Yesterday, the ownership group of the Portland Pirates have sued the Cumberland County Civic Center trustees after missing a deadline last Thursday on a lease agreement. Now, the Portland Pirates plan on playing the entire season at the Androscoggin Bank Colisee in Lewiston, Maine and leaving the future of hockey in Portland in serious doubt.
Hockey fans throughout Maine have been through this before with three different teams. First, it was the Maine Nordiques, a farm club for the Quebec Nordiques. Then it was the beloved Maine Mariners squad, served as a farm club for three different franchises during it’s run in Maine, who left Portland after 15 mostly successful years. More recently, the first, and to date only, American QMJHL team, the Lewiston Maineiacs, folded and headed to Sherbrooke, Quebec. They really don’t want another team to move away, especially a popular one in the Pirates.
Beer and Greed
Of course, this whole feud between the Pirates ownership and the Civic Center trustees is based over food and liquor sales. Yep, something as trivial as food and liquor sales could spell the end of an AHL franchise in Maine. The Pirates want to share the revenue made from beer sales with the Civic Center, but they can’t due to the county being the liquor license holder.
So, because the Pirates aren’t getting their piece out of an overpriced beer, they may just move the team out of Portland? Seems like a rational response. Again, this is another case of ownership being greedy and looking at the almighty dollar rather than thinking of the people who actually make the owners money, the fans.
There are other issues that led to this disagreement, such as, advertising revenue, reneging on issues that were agreed on months ago, but the concession one to me is a ludicrous reason for a team to possibly relocate.
Colisee is an Unsuitable Venue
If the Portland Pirates decide to move to Lewiston, the Colisee is a below standard venue for the AHL. The Colisee is an old building by arena standards, built in 1956, and is a very small venue by AHL standards, only seating 3,677 for hockey games. The Colisee was once home to the Lewiston Maineiacs of the QMJHL and that seating capacity might have been alright for junior hockey, but this is the professional ranks and that just isn’t going to work.
The Colisee is full of history from Cassius Clay defeating Sonny Liston in a fight more known for it’s iconic photo of Clay standing over Liston and Bruce Springsteen playing his only concert in Maine, but it won’t fly as a venue for an AHL team. The building has undergone a renovation recently, but more work needs to be done.

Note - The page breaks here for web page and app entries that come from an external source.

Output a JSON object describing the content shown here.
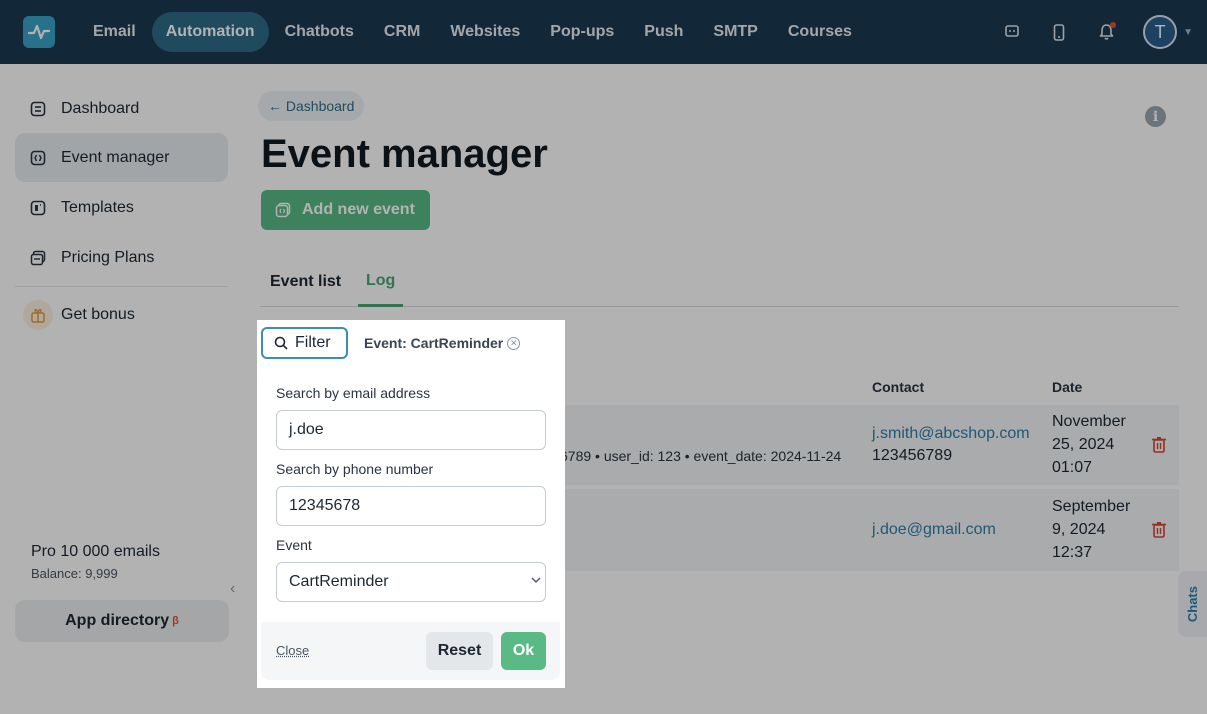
{
  "colors": {
    "topbar": "#1b3a52",
    "accent_green": "#5aba86",
    "link_blue": "#2f7fa8",
    "delete_red": "#d9442a"
  },
  "topbar": {
    "logo_icon": "pulse-logo-icon",
    "nav": [
      {
        "label": "Email",
        "active": false
      },
      {
        "label": "Automation",
        "active": true
      },
      {
        "label": "Chatbots",
        "active": false
      },
      {
        "label": "CRM",
        "active": false
      },
      {
        "label": "Websites",
        "active": false
      },
      {
        "label": "Pop-ups",
        "active": false
      },
      {
        "label": "Push",
        "active": false
      },
      {
        "label": "SMTP",
        "active": false
      },
      {
        "label": "Courses",
        "active": false
      }
    ],
    "icons": [
      "chat-icon",
      "mobile-icon",
      "bell-icon"
    ],
    "avatar_letter": "T"
  },
  "sidebar": {
    "items": [
      {
        "label": "Dashboard",
        "icon": "dashboard-icon",
        "active": false
      },
      {
        "label": "Event manager",
        "icon": "event-manager-icon",
        "active": true
      },
      {
        "label": "Templates",
        "icon": "templates-icon",
        "active": false
      },
      {
        "label": "Pricing Plans",
        "icon": "pricing-plans-icon",
        "active": false
      }
    ],
    "bonus_label": "Get bonus",
    "plan_name": "Pro 10 000 emails",
    "plan_balance": "Balance: 9,999",
    "app_directory": "App directory",
    "app_directory_badge": "β"
  },
  "main": {
    "breadcrumb": "← Dashboard",
    "title": "Event manager",
    "add_button": "Add new event",
    "tabs": [
      {
        "label": "Event list",
        "active": false
      },
      {
        "label": "Log",
        "active": true
      }
    ],
    "columns": {
      "contact": "Contact",
      "date": "Date"
    },
    "rows": [
      {
        "params": "6789 • user_id: 123 • event_date: 2024-11-24",
        "email": "j.smith@abcshop.com",
        "phone": "123456789",
        "date_line1": "November",
        "date_line2": "25, 2024",
        "date_line3": "01:07"
      },
      {
        "params": "",
        "email": "j.doe@gmail.com",
        "phone": "",
        "date_line1": "September",
        "date_line2": "9, 2024",
        "date_line3": "12:37"
      }
    ],
    "chats_tab": "Chats"
  },
  "filter": {
    "button_label": "Filter",
    "active_chip": "Event: CartReminder",
    "email_label": "Search by email address",
    "email_value": "j.doe",
    "phone_label": "Search by phone number",
    "phone_value": "12345678",
    "event_label": "Event",
    "event_value": "CartReminder",
    "close_label": "Close",
    "reset_label": "Reset",
    "ok_label": "Ok"
  }
}
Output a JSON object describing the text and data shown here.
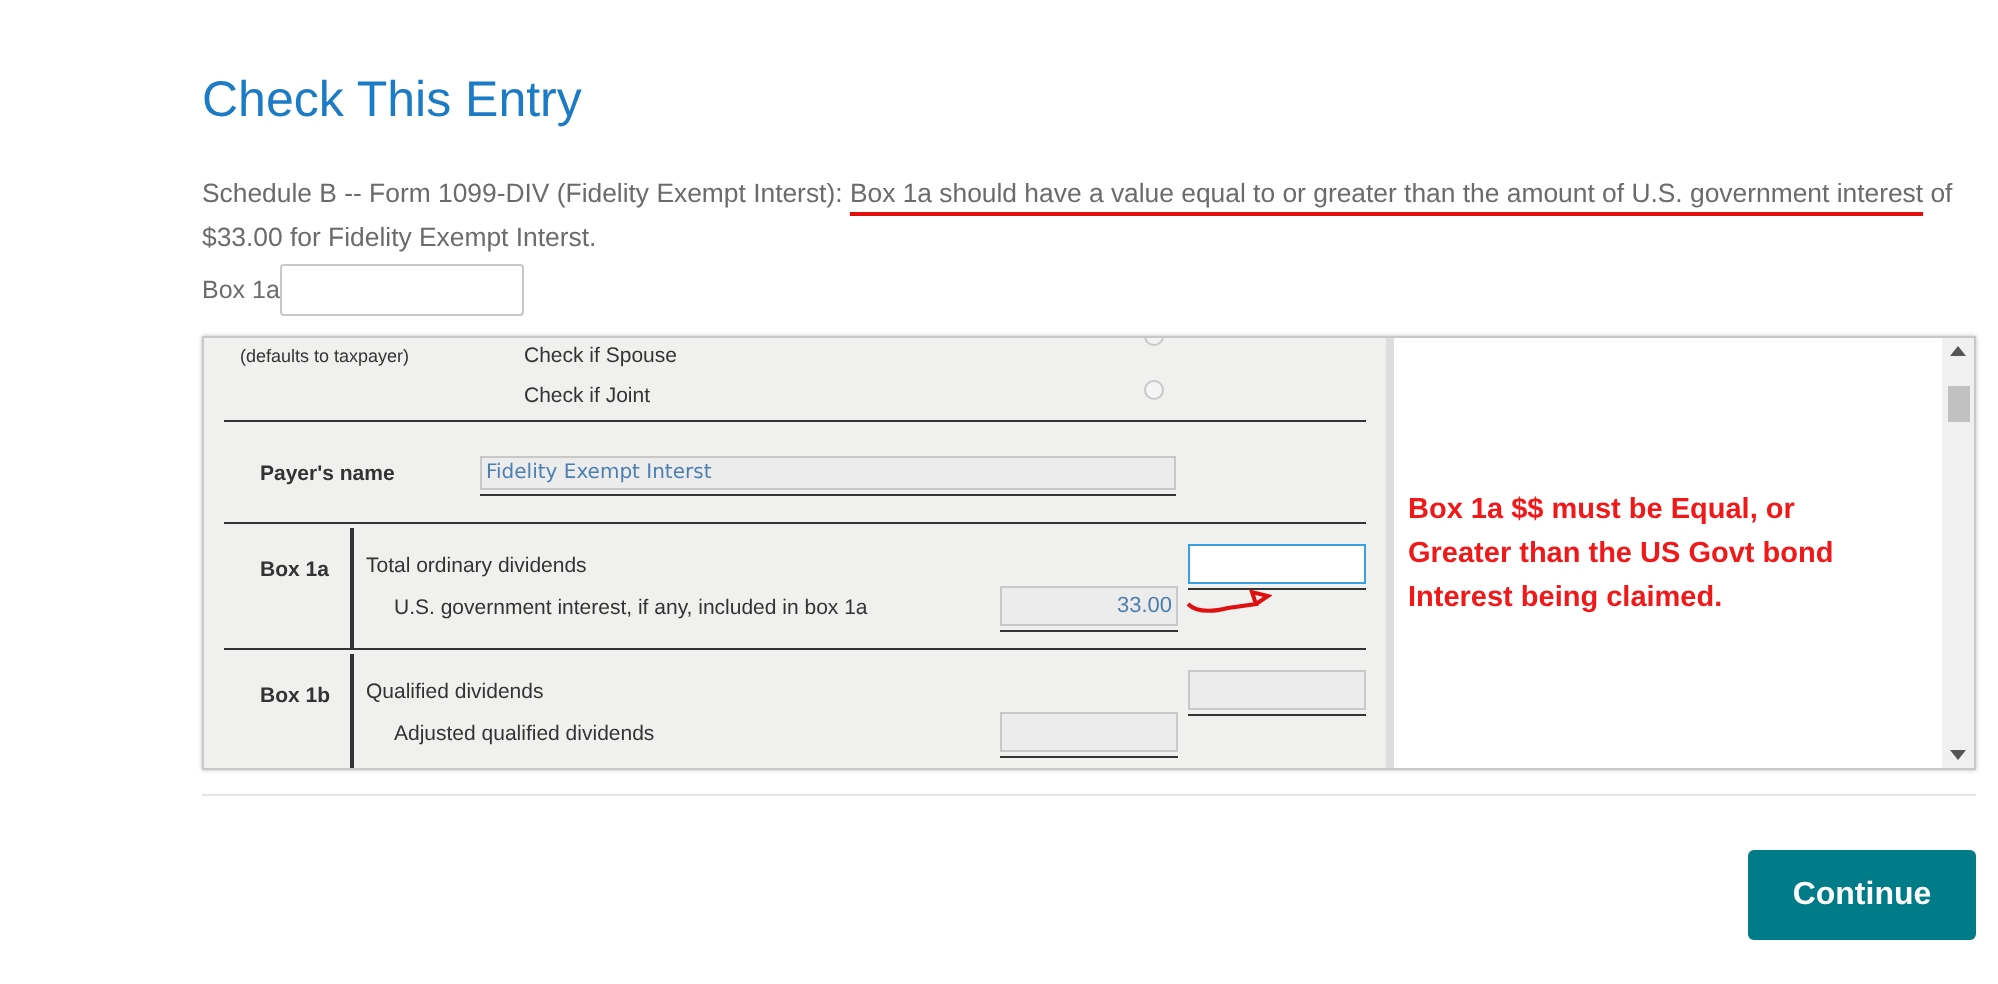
{
  "title": "Check This Entry",
  "message": {
    "prefix": "Schedule B -- Form 1099-DIV (Fidelity Exempt Interst): ",
    "highlighted": "Box 1a should have a value equal to or greater than the amount of U.S. government interest",
    "suffix": " of $33.00 for Fidelity Exempt Interst."
  },
  "answer_field": {
    "label": "Box 1a"
  },
  "form": {
    "owner_note": "(defaults to taxpayer)",
    "owner_options": [
      {
        "label": "Check if Spouse",
        "checked": false
      },
      {
        "label": "Check if Joint",
        "checked": false
      }
    ],
    "payer": {
      "label": "Payer's name",
      "value": "Fidelity Exempt Interst"
    },
    "boxes": [
      {
        "box": "Box 1a",
        "lines": [
          {
            "kind": "main",
            "label": "Total ordinary dividends",
            "focused": true
          },
          {
            "kind": "sub",
            "label": "U.S. government interest, if any, included in box 1a",
            "value": "33.00",
            "focused": false
          }
        ]
      },
      {
        "box": "Box 1b",
        "lines": [
          {
            "kind": "main",
            "label": "Qualified dividends",
            "focused": false
          },
          {
            "kind": "sub",
            "label": "Adjusted qualified dividends",
            "focused": false
          }
        ]
      }
    ]
  },
  "annotation": {
    "note": "Box 1a $$ must be Equal, or Greater than the US Govt bond Interest being claimed."
  },
  "continue_button": "Continue"
}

The Pirates were only supposed to play 13 games at the Colisee this season, due to renovations made to the Cumberland County Civic Center, but now it seems as if this small, antiquated hockey arena could be a full time home for a pro hockey team. That’s not a good sign.
Coyotes Losing Interest?
Meanwhile, while both sides are bickering and now involved in lawsuits, the Phoenix Coyotes could essentially end everything for the Pirates.
Portland Pirates CEO Brian Petrovek told a court in an affidavit that if the team cannot play in Portland, the Coyotes will seriously consider terminating their contract with the Pirates.
“Without being able to play at the facility, there is a very real possibility that the Coyotes could terminate our relationship with them. Without that relationship, the Portland Pirates would be unable to stay in business.”
It wouldn’t surprise me if Phoenix just broke ties with this current mess of a team. The Pirates are basically without a home for this upcoming season. The Coyotes, nor any team, cannot affiliate themselves with a team with this current mess that they are in.
It never really made much sense to me that the Phoenix Coyotes affiliated themselves with the Pirates in the first place. Phoenix and Portland are almost the furthest apart that you can get in the US. It would just make more sense for the Coyotes to find a team closer to Phoenix to affiliate themselves with.
Neal Pratt, chairman of the civic center board of trustees, has bluntly said that the city of Portland will look for another sports franchise to fill the void left behind by the Portland Pirates, if they choose to leave.
While the civic center may be easily able to acquire a new sports franchise, it doesn’t change the fact that a beloved hockey team like the Pirates could be ripped from Maine. Executives never see this or care about the fan’s feelings, all they care about is money, money, money.